Unlike people in Baduy Luar, those in Baduy Dalam are not allowed to travel using vehicles; instead, they must travel by foot.
Visiting Baduy is actually a trip to a remote and serene place that has no lights, no electronics and is free from sound pollution. The birds’ chirping, the sound of water flowing in the river, the wind blows are the kinds of sound we will hear in Baduy.
— Text and photos by P.J.Leo
Citarum river, The dirtiest river in the world
It was once a gently flowing river, where fishermen cast their nets, sea birds came to feed and natural beauty left visitors spellbound.
Villagers collected water for their simple homes and rice paddies thrived on its irrigation channels.
Today, the Citarum is a river in crisis, choked by the domestic waste of nine million people and thick with the cast-off from hundreds of factories.
So dense is the carpet of refuse that the tiny wooden fishing craft which float through it are the only clue to the presence of water.
Their occupants no longer try to fish. It is more profitable to forage for rubbish they can salvage and trade – plastic bottles, broken chair legs, rubber gloves – risking disease for one or two pounds a week if they are lucky.
On what was United Nations World Environment Day, the Citarum, near the Indonesian capital of Jakarta, displayed the shocking abuse that mankind has subjected it to.
More than 500 factories, many of them producing textiles which require chemical treatment, line the banks of the 200-mile river, the largest waterway in West Java, spewing waste into the water.
On top of the chemicals go all the other kinds of human detritus from the factories and the people who work there.
There is no such luxury as a rubbish collection service here. Nor are there any modern toilet facilities. Everything goes into the river.
The filthy water is sucked into the rice paddies, while families risk their health by collecting it for drinking, cooking and washing.
Twenty years ago, this was a place of beauty, and the river still served its people well.

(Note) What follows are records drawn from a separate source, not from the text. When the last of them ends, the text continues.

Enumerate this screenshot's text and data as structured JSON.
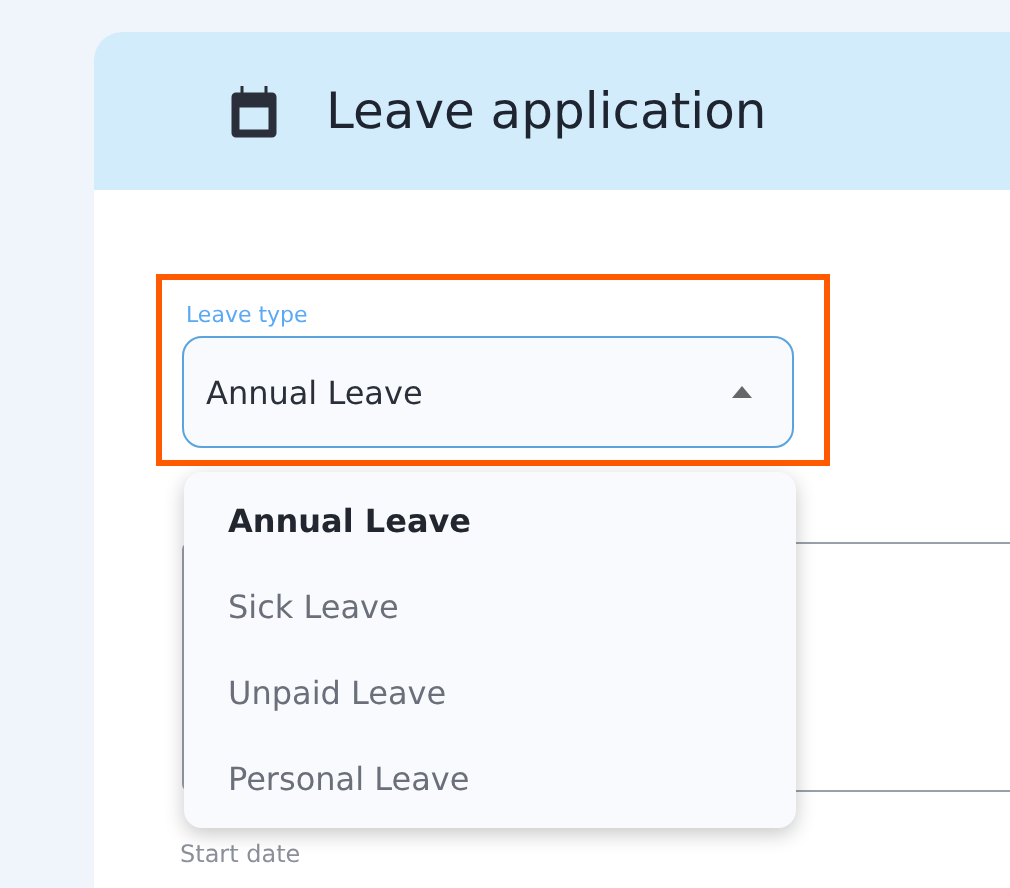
{
  "card": {
    "title": "Leave application"
  },
  "leave_type": {
    "label": "Leave type",
    "value": "Annual Leave",
    "expanded": true,
    "highlighted": true,
    "options": [
      {
        "label": "Annual Leave",
        "selected": true
      },
      {
        "label": "Sick Leave",
        "selected": false
      },
      {
        "label": "Unpaid Leave",
        "selected": false
      },
      {
        "label": "Personal Leave",
        "selected": false
      }
    ]
  },
  "start_date": {
    "label": "Start date"
  }
}
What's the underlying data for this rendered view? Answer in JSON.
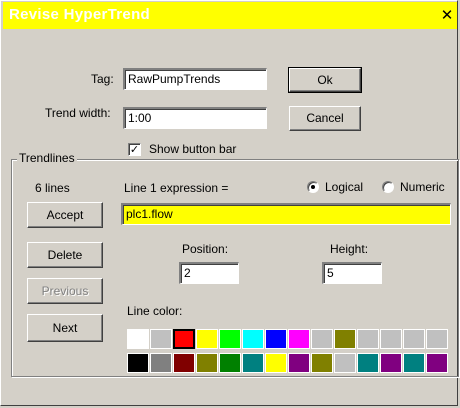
{
  "window": {
    "title": "Revise HyperTrend",
    "close_glyph": "✕",
    "titlebar_color": "#ffff00"
  },
  "form": {
    "tag_label": "Tag:",
    "tag_value": "RawPumpTrends",
    "trend_width_label": "Trend width:",
    "trend_width_value": "1:00",
    "show_button_bar_label": "Show button bar",
    "show_button_bar_checked": true,
    "ok_label": "Ok",
    "cancel_label": "Cancel"
  },
  "trendlines": {
    "group_title": "Trendlines",
    "count_label": "6 lines",
    "expression_label": "Line 1 expression =",
    "expression_value": "plc1.flow",
    "mode_logical_label": "Logical",
    "mode_numeric_label": "Numeric",
    "mode_selected": "Logical",
    "accept_label": "Accept",
    "delete_label": "Delete",
    "previous_label": "Previous",
    "next_label": "Next",
    "position_label": "Position:",
    "position_value": "2",
    "height_label": "Height:",
    "height_value": "5",
    "line_color_label": "Line color:",
    "palette": [
      [
        "#ffffff",
        "#c0c0c0",
        "#ff0000",
        "#ffff00",
        "#00ff00",
        "#00ffff",
        "#0000ff",
        "#ff00ff",
        "#c0c0c0",
        "#808000",
        "#c0c0c0",
        "#c0c0c0",
        "#c0c0c0",
        "#c0c0c0"
      ],
      [
        "#000000",
        "#808080",
        "#800000",
        "#808000",
        "#008000",
        "#008080",
        "#ffff00",
        "#800080",
        "#808000",
        "#c0c0c0",
        "#008080",
        "#800080",
        "#008080",
        "#800080"
      ]
    ],
    "selected_color": "#ff0000"
  }
}
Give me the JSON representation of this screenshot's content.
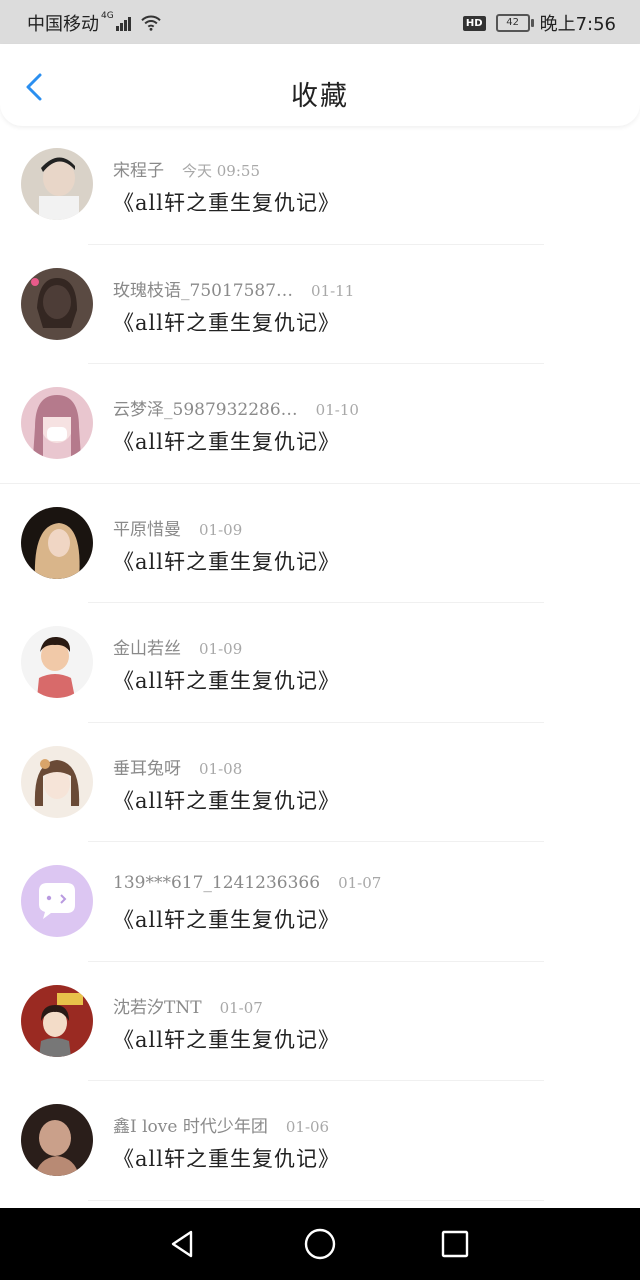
{
  "status_bar": {
    "carrier": "中国移动",
    "network": "4G",
    "hd_label": "HD",
    "battery": "42",
    "time": "晚上7:56"
  },
  "header": {
    "title": "收藏"
  },
  "favorites": [
    {
      "user": "宋程子",
      "time": "今天 09:55",
      "book": "《all轩之重生复仇记》"
    },
    {
      "user": "玫瑰枝语_75017587…",
      "time": "01-11",
      "book": "《all轩之重生复仇记》"
    },
    {
      "user": "云梦泽_5987932286…",
      "time": "01-10",
      "book": "《all轩之重生复仇记》"
    },
    {
      "user": "平原惜曼",
      "time": "01-09",
      "book": "《all轩之重生复仇记》"
    },
    {
      "user": "金山若丝",
      "time": "01-09",
      "book": "《all轩之重生复仇记》"
    },
    {
      "user": "垂耳兔呀",
      "time": "01-08",
      "book": "《all轩之重生复仇记》"
    },
    {
      "user": "139***617_1241236366",
      "time": "01-07",
      "book": "《all轩之重生复仇记》"
    },
    {
      "user": "沈若汐TNT",
      "time": "01-07",
      "book": "《all轩之重生复仇记》"
    },
    {
      "user": "鑫I love 时代少年团",
      "time": "01-06",
      "book": "《all轩之重生复仇记》"
    }
  ],
  "icons": {
    "back": "chevron-left-icon",
    "nav_back": "triangle-back-icon",
    "nav_home": "circle-home-icon",
    "nav_recent": "square-recent-icon"
  },
  "colors": {
    "accent": "#2b8ff0",
    "statusbar": "#dcdcdc",
    "navbar": "#000000"
  }
}
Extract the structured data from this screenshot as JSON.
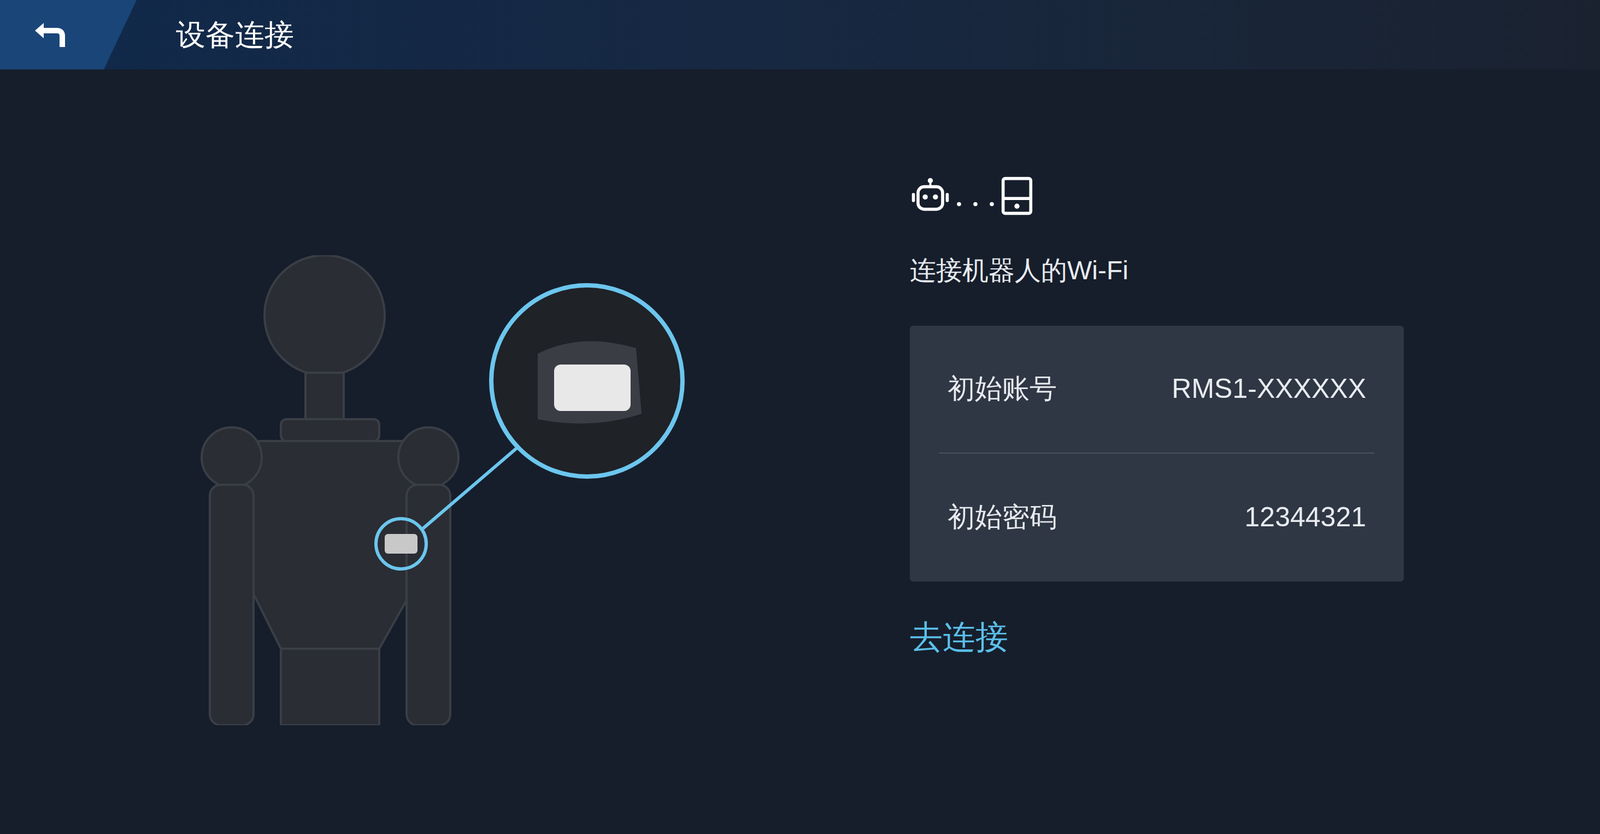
{
  "header": {
    "title": "设备连接"
  },
  "connect": {
    "heading": "连接机器人的Wi-Fi",
    "credentials": [
      {
        "label": "初始账号",
        "value": "RMS1-XXXXXX"
      },
      {
        "label": "初始密码",
        "value": "12344321"
      }
    ],
    "action": "去连接"
  }
}
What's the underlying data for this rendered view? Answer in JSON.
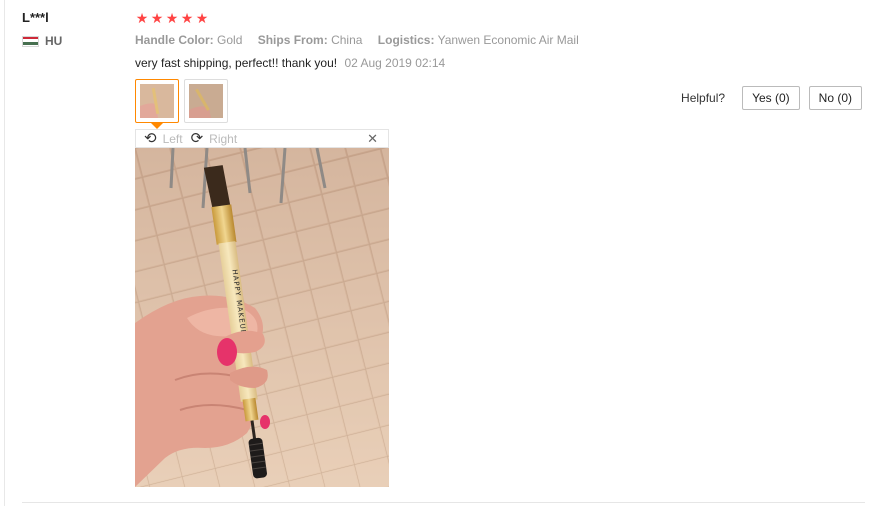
{
  "user": {
    "name": "L***l",
    "country": "HU"
  },
  "rating": {
    "stars": 5,
    "max": 5,
    "color": "#ff4747"
  },
  "properties": [
    {
      "label": "Handle Color:",
      "value": "Gold"
    },
    {
      "label": "Ships From:",
      "value": "China"
    },
    {
      "label": "Logistics:",
      "value": "Yanwen Economic Air Mail"
    }
  ],
  "review": {
    "text": "very fast shipping, perfect!! thank you!",
    "date": "02 Aug 2019 02:14"
  },
  "viewer": {
    "rotate_left": "Left",
    "rotate_right": "Right",
    "close": "✕",
    "image": "photo-makeup-brush-in-hand",
    "brush_text": "HAPPY MAKEUP"
  },
  "helpful": {
    "label": "Helpful?",
    "yes": "Yes (0)",
    "no": "No (0)"
  },
  "colors": {
    "accent": "#ff8800"
  }
}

As one local man, Arifin, recalled: “Our wives did their washing there and our children swam.”
Its demise began with rapid industrialisation during the late 1980s. The mighty Citarum soon became a garbage bin for the factories.
And the doomsday effect will spread. It is one of two major rivers that feed Lake Saguling, where the French have built the largest power generator in West Java.
Experts predict that as the river chokes, its volume will decrease and the generator will not function properly.
The area will be plunged into darkness.
But at least the factories will be stilled and their waste will stop flowing.
And perhaps the river will begin to breathe again.